Financing a second home can sometimes be an issue. Banks are often not as willing to lend for a second home as they are for a primary residence, and most second home loans require a much larger down payment than mortgages for a primary home.

But, with some creativity, you can often come up with all of your down payment without any real difficulty.

  • Consider using equity in your first home for your down payment. If you own your first home outright and that home is of considerable value, you might even be able to take out a loan for the full purchase price of your second home by leveraging your first home. A major benefit to this is that interest rates are often lower on mortgages for primary residences.
  • Consider downgrading your current vehicle. Do you have a car that you could sell and not have to replace? Or are you willing to drive a less-expensive vehicle and take the additional money from selling a more expensive vehicle as a down-payment? Good used cars can save a lot of money, and good deals can be easily found with a little research (I recently purchased a Range Rover in tip-top condition for only $3K, most people think I paid at least twice that, and a new one would have cost me $70K+. And besides, the older one has a lot more character and pizzazz than a newer one would have).
  • Consider going in on a home with someone else. Then you would each only have to come up with half of the down-payment. My parents did this with my father’s brother and his wife to finance two second homes at different times with great success. Just make sure that you like the people that you’re buying with, and that you’ll still like them 10 years from now.

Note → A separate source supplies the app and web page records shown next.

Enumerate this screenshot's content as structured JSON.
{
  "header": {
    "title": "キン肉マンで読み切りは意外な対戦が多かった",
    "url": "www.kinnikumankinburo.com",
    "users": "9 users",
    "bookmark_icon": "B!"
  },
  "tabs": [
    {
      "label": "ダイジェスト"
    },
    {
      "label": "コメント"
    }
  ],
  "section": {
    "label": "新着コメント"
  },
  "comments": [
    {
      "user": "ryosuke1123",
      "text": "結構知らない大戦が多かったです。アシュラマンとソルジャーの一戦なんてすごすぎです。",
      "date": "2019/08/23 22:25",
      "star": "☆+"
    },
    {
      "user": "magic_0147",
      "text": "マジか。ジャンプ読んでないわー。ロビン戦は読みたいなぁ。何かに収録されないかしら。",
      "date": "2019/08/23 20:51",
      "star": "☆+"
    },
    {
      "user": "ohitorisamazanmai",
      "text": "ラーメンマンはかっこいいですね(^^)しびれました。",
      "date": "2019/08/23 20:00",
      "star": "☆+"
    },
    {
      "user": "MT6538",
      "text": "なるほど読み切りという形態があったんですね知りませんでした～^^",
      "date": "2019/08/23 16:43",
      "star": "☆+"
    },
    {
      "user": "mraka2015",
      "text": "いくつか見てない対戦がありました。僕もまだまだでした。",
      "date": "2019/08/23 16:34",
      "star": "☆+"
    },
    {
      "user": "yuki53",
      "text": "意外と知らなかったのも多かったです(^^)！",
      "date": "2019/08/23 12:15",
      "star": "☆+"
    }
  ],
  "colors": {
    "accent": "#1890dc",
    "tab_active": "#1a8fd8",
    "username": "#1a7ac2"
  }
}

  • Do you have any antiques or collectibles that you could sell to finance the down-payment? If you have things in storage that might be worth money, wouldn’t you prefer to use their value to purchase something that you’ll actually use and enjoy? And if the items were gifts, don’t you think the givers would prefer you to use their value to do something you want to do?
  • What about any investments that you might have? If you have investments that just don’t seem to be making good returns anymore, and if your other investments are enough for your future plans, it might be more prudent financially to use them for a down-payment on your second home. This is especially true if a larger down-payment on the home would result in lower interest rates. If an investment is only returning a couple percent each year, then using that to cut your interest rates on a mortgage by a couple percent or more might make more financial sense. This makes even more sense if the combined value of the mortgages on your first and second homes is approaching or exceeding the maximum deductible amount for your taxes. Once you exceed the maximum, mortgage interest over that amount is no longer deductible.